Cabe has said Feilden Clegg Bradley Studios (FCBS) needs more time to fix a range of ‘unresolved aspects’ on its £120 million Southbank overhaul
More from: Cabe reins in FCBS’s Southbank overhaul
The architecture watchdog said the high-profile project required further refining to ‘create a scheme that fully lives up to the significance of the Southbank Centre’.
It argued the proposal – submitted for planning in May and planned to start in 2014 – would have benefited from an ‘extended pre-planning phase’ to further develop plans for the London County Council (LCC)-designed landmark and scrutinise outcomes.
It said: ‘The design team should be given more time to deal with the unresolved aspects of the proposal before planning.’
Dubbed Festival Wing, the 28,000m² overhaul creates a new glazed ‘liner’ building and semi-transparent sky pavilion on the Brutalist concrete complex.
In a report published following design review, the organisation said it supported the composition of the two additions but warned the raised auditorium was ‘less convincing’ than the ‘compelling’ liner.
It said the existing concrete structures should ‘have more space to breathe’ and suggested reducing the extension’s footprints ‘particularly where the Liner Building juts out over the roof of the Queen Elizabeth Hall.’
Commenting on the pavilion, Cabe added: ‘We still feel that there may be a structural solution that contributes more to the intended floating character, perhaps a light steel structure that would contrast the earthbound horizontal layering of the existing buildings in a more delicate and sensitive way.’
Turning to design approach, the report warned the sky pavilion’s elevations were ‘yet to match the admirable ambition for this significant project’ adding itsproposed subtle variations could be ‘too fine to be perceived from a distance.’
It said: ‘The quality of detailing and materials is crucial for the success of the scheme and we urge the design team, the client and the local authority to ensure that the intended quality will be delivered and not diluted through value-engineering and the construction process.’
Despite the criticism, Cabe praised the scheme’s permeability and accessibility upgrades which include creating a new grand staircase and single foyer serving the Queen Elizabeth Hall, Purcell Room and Hayward Gallery venues.
It said: ‘We are impressed by the benefits of the project and commend the intelligent transformation of the site.’
Plans to reorganise the 1960 icon’s ‘forbidding undercroft spaces’ were also supported despite a petition featuring more than 58,000 signatures opposing plans to relocate a subterranean skate park to nearby Hungerford Bridge.
In May, the Twentieth Century (C20) said it was ‘extremely concerned’ by the redevelopment, arguing the liner building could impact on views from Waterloo bridge of the Royal Festival Hall and the National Theatre.
Former architecture minister John Penrose twice refused to list the angular complex against the recommendation of English Heritage which supports the current plans.

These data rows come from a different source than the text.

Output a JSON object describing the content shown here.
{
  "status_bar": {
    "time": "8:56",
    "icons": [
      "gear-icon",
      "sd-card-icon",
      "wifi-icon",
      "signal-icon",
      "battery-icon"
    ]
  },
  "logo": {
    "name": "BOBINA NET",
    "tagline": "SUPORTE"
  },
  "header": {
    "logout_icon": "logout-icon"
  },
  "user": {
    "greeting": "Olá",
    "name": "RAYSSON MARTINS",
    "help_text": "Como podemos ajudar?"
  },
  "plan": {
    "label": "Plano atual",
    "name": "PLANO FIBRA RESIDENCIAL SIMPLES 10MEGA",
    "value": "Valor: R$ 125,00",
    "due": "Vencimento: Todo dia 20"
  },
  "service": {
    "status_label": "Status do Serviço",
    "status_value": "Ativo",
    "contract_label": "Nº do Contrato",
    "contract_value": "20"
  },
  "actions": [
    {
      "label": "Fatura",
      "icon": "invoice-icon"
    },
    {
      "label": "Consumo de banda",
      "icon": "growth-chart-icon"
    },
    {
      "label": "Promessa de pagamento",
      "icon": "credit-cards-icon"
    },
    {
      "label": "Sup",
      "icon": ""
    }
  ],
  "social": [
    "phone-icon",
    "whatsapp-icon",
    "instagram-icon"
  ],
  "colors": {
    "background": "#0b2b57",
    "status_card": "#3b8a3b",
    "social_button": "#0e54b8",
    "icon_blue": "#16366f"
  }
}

Previously called the Southbank Concert Halls, the complex opened in 1968 as part of an LCC masterplan for the post-industrial area’s transformation.
The festival Wing
Queen Elizabeth Hall
The auditorium will be refurbished with the width of the stage expanded to create wing space with less impact on sightlines. Artistic and technical facilities will be upgraded along with back of house and disability access. New access will be provided to central foyer.
Auditorium and back of house will be refurbished to improved stage access. technical facilities and disability access are to be upgraded. A new entrance will create access from the central foyer.
Galleries to be refurbishing with improved access through spaces to enable free exhibitions. The iconic pyramid roof will be replicated to improve lighting and be made watertight. Access to the central foyer and a new secure loading bay will be created.
New Central Foyer
A glazed atrium between the Queen Elizabeth Hall and Purcell Room and Hayward Gallery is planned as an ‘artistic and social hub’ linking the complex to the British Film Institute and National Theatre.
A floating venue designed to hold a 150-strong orchestra and a choir of up to 250 people with a small audience. It will also host corporate events
The ‘liner’ building
Between the Queen Elizabeth Hall and Waterloo Bridge, the glazed ‘liner’ building will provide space for educational, artistic and commercial cultural uses. Designed as a large flexible space, the flexible space will host a broader, year-round education programme for all age groups and abilities. The Saison Poetry Library will move from Level 5 in the Royal Festival Hall to join a literature and spoken word space in a new literature centre, and two new restaurants will overlook the river.
Undercrofts will be reclaimed for artistic and cultural uses; including a new venue for gigs, dance, cabaret, music and spoken word events and a space for young people.
Heritage and Archive Space
Occupying the undercoft, the public facility will explore the site’s history and include hands-on installations.
Designed for children and families, the undercroft facility will feature storytelling and interactive activities alongside exhibitions and a family restaurant. It will also be home to the childrens’ collection of the Poetry Library.
New public spaces include a square and two new roof gardens.
New riverside area for skateboarders, BMX and graffiti located under Hungerford Bridge and visible to the public from Queen’s Walk